Along along with his daughter Ekaterina, he’s survived by his spouse, Nina; one other daughter, Elena; a brother, Nikolai; three grandchildren; and 4 great-grandchildren.
He joined the Soviet Army in 1954, with plans to develop into an infantry officer. But his father, who had fought on the entrance strains throughout World War II, objected; as a compromise, they agreed that he ought to develop into an engineer. He graduated in 1959 from the Military Academy of Communications in Leningrad (now St. Petersburg), the place he excelled in arithmetic and physics.

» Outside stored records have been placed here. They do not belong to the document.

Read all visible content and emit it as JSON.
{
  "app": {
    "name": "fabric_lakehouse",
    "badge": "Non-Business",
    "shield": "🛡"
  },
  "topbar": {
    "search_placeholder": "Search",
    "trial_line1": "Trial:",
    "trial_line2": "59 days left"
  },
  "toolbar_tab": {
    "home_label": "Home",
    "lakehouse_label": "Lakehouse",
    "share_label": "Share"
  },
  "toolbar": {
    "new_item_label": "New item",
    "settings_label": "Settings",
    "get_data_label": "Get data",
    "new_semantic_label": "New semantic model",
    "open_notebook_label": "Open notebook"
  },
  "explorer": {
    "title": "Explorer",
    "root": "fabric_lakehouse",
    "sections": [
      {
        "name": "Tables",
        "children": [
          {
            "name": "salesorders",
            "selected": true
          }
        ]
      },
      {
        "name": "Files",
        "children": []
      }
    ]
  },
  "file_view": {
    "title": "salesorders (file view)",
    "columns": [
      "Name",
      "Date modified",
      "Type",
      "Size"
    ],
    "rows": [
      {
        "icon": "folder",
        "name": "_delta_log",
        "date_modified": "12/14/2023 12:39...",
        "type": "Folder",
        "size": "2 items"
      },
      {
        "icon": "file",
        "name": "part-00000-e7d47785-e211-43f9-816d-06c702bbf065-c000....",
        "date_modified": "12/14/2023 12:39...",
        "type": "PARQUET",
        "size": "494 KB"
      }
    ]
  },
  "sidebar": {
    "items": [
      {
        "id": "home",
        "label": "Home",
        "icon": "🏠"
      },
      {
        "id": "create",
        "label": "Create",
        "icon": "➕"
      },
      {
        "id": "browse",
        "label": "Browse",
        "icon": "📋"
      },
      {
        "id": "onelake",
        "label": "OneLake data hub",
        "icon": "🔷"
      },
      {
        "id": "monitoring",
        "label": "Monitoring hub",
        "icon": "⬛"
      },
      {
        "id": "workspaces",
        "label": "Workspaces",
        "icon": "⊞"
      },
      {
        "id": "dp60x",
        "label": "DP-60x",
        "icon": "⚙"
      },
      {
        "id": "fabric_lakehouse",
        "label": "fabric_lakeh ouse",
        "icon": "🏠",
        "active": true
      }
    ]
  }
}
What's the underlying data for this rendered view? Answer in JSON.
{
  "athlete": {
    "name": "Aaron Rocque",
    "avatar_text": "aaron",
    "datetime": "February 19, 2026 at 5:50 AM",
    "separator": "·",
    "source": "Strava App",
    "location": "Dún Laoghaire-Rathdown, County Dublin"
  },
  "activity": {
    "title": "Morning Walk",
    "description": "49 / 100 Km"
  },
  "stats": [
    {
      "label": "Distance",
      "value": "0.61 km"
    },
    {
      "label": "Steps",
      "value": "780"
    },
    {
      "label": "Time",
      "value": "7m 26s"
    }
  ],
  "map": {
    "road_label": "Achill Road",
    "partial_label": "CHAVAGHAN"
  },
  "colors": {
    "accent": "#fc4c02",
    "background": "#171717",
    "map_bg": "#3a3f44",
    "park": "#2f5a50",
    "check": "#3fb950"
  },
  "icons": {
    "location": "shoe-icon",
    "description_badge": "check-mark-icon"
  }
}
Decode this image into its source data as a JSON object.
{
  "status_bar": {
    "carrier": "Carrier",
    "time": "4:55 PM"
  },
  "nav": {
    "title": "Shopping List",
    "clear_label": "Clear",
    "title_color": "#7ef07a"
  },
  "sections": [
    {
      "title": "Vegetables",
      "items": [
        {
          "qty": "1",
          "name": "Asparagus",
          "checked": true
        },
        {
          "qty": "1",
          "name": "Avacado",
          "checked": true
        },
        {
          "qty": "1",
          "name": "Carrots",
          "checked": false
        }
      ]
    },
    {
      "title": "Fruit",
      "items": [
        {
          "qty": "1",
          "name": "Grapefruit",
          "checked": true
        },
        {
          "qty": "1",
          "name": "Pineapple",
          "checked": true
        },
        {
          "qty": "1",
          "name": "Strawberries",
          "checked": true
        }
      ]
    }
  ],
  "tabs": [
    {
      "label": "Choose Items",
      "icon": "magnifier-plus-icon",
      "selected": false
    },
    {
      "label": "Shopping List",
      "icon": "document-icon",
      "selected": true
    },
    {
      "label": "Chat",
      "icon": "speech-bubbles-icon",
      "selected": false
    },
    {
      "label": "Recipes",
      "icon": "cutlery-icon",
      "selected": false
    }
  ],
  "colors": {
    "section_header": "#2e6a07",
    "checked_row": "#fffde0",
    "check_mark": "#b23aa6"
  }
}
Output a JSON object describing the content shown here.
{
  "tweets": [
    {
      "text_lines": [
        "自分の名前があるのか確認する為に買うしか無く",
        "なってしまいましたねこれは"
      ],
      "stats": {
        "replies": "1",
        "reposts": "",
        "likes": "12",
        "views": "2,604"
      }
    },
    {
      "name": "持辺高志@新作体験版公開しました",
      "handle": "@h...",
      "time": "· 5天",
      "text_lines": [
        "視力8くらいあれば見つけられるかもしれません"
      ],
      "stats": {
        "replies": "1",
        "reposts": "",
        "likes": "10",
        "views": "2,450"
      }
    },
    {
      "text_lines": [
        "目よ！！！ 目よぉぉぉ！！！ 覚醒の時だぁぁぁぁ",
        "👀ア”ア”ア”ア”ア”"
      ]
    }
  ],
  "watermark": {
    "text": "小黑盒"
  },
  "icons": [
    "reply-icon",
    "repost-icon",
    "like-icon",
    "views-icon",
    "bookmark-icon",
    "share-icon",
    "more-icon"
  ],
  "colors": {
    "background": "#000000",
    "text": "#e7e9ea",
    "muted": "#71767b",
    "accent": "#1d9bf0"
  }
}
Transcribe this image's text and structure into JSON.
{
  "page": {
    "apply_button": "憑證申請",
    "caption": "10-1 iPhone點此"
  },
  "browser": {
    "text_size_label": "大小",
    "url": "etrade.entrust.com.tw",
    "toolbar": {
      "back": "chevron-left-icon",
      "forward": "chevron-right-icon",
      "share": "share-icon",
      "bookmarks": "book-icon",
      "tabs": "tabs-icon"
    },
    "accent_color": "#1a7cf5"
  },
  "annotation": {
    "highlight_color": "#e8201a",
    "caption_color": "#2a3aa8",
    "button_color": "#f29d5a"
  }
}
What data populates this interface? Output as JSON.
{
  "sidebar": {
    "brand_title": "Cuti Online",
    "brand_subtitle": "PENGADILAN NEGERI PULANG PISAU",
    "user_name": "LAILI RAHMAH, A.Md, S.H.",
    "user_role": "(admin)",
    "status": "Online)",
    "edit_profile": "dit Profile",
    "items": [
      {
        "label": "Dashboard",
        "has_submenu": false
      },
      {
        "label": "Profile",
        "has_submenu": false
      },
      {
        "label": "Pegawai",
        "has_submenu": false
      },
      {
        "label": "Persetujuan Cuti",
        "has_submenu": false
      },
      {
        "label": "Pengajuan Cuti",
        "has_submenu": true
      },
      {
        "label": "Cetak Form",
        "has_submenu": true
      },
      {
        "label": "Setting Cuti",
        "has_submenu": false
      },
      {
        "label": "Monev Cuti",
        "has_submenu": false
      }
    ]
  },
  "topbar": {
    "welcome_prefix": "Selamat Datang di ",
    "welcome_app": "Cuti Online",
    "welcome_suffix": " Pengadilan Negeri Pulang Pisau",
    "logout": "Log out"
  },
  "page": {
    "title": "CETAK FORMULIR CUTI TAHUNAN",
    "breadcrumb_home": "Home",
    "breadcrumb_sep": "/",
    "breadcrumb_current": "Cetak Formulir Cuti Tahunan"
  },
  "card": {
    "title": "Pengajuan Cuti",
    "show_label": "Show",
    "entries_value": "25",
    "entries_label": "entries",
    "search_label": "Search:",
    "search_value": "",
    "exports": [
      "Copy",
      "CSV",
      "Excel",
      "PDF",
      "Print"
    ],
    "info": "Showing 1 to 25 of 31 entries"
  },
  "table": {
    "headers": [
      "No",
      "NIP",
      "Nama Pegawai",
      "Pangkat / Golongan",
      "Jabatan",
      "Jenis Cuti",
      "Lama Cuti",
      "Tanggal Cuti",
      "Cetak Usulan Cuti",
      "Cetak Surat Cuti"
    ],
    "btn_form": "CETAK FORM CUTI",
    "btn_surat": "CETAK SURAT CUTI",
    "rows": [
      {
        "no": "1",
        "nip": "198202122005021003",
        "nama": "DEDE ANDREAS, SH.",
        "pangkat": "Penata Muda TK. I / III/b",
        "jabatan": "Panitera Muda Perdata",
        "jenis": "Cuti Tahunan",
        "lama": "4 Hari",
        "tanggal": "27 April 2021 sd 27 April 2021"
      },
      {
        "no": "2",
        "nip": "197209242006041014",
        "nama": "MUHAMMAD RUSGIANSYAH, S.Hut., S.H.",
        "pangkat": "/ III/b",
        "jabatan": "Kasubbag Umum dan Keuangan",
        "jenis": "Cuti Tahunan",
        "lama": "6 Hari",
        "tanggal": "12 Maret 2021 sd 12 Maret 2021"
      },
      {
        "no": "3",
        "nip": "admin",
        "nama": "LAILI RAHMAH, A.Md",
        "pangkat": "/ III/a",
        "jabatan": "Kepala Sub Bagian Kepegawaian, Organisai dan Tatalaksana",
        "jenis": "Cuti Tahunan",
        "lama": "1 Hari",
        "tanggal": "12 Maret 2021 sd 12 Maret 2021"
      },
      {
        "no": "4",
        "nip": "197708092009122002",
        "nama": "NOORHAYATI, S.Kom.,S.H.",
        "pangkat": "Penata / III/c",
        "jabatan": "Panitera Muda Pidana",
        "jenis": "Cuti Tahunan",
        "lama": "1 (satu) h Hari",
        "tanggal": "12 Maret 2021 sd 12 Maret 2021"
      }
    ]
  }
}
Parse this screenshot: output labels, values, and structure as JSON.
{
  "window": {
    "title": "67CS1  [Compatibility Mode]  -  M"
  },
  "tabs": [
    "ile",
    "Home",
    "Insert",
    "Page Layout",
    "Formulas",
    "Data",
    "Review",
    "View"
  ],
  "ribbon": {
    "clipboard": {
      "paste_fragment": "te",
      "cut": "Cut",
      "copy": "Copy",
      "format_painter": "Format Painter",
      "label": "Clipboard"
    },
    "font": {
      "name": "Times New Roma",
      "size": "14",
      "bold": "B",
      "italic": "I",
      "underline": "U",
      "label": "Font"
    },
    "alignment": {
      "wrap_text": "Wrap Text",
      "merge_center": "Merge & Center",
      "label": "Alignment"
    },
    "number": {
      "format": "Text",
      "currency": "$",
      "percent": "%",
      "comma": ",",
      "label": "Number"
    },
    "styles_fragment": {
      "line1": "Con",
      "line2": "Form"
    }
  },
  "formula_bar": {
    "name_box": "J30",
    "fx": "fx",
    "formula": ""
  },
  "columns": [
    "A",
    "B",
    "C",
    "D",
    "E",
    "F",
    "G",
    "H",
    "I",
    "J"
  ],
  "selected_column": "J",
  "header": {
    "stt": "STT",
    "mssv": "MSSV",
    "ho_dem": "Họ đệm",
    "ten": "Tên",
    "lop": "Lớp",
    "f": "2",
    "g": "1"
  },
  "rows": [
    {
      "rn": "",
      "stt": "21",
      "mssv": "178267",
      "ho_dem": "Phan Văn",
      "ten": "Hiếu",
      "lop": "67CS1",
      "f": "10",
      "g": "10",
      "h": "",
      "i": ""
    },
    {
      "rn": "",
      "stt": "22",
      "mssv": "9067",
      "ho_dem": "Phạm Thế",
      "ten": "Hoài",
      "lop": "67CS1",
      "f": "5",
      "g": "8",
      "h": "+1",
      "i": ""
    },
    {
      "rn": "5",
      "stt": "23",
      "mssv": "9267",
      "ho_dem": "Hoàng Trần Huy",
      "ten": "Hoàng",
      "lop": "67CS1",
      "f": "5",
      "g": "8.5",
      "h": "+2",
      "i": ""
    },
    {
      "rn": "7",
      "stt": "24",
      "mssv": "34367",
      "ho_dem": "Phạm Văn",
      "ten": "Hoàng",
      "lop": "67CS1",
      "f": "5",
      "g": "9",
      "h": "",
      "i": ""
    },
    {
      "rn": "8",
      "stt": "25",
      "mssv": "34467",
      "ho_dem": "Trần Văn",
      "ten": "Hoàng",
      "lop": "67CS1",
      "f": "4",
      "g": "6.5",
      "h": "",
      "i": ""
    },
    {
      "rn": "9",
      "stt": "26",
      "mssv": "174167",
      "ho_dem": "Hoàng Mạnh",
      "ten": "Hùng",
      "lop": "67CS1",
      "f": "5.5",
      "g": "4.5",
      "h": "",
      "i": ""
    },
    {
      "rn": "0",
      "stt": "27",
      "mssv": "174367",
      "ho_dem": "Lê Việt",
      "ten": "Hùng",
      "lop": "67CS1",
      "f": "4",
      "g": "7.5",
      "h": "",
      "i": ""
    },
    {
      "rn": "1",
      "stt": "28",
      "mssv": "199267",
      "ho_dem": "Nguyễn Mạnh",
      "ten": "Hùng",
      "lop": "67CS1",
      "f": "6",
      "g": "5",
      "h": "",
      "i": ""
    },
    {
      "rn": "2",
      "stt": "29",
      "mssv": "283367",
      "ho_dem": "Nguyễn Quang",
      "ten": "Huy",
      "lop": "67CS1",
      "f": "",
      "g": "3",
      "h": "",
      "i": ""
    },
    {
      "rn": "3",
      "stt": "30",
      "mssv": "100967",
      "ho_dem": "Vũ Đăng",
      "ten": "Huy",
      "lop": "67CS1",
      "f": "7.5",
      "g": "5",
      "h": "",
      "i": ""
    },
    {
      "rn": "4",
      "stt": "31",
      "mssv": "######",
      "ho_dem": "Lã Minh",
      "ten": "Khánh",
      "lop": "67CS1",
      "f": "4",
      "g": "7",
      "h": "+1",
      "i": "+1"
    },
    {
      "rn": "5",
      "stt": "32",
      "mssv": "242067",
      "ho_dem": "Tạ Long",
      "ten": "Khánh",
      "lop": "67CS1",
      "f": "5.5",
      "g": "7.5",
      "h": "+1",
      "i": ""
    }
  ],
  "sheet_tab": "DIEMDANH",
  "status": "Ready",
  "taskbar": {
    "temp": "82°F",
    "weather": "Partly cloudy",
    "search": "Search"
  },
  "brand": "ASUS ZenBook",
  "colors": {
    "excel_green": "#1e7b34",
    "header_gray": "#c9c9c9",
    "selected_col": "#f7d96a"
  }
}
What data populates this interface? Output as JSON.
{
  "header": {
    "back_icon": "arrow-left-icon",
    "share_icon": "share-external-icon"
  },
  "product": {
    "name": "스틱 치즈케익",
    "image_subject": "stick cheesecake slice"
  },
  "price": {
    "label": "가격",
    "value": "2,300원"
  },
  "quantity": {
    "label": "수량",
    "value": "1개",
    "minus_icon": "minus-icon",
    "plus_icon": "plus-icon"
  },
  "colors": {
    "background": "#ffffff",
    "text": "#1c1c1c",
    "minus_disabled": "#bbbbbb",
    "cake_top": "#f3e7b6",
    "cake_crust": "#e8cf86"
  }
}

He had a suggestion to hitch a physics analysis institute as a fellow. But as he was getting ready to depart college, he was handed new orders: He was to report back to the twelfth Main Directorate, the top-secret department of the Soviet Ministry of Defense that managed the nation’s ever-growing nuclear arsenal.
He rose steadily within the directorate, combining technical proficiency with a eager political sensibility. General Maslin was named its deputy director in 1989, simply months earlier than the autumn of the Berlin Wall, and took excessive job in 1992, a number of months after the dissolution of the Soviet Union.
Though he reached the navy’s necessary retirement age, 60, in 1997, General Maslin continued to work on nuclear safety and dismantlement at the PIR Center, advising each the Russian authorities and its many technical contractors.
“He was not an ideologue in any way,” Rose Gottemoeller, a former Defense Department official who labored with him, stated in a cellphone interview. “He was just a really solid military professional, totally devoted to the mission.”
As the dismantlement venture wound down within the 2000s, General Maslin grew to become satisfied that solely complete nuclear disarmament would stop nuclear warfare. He sat on the Global Zero Commission, a blue-ribbon panel that pushed for an finish to nuclear arms, and saved in touch with like-minded advocates in Europe and the United States.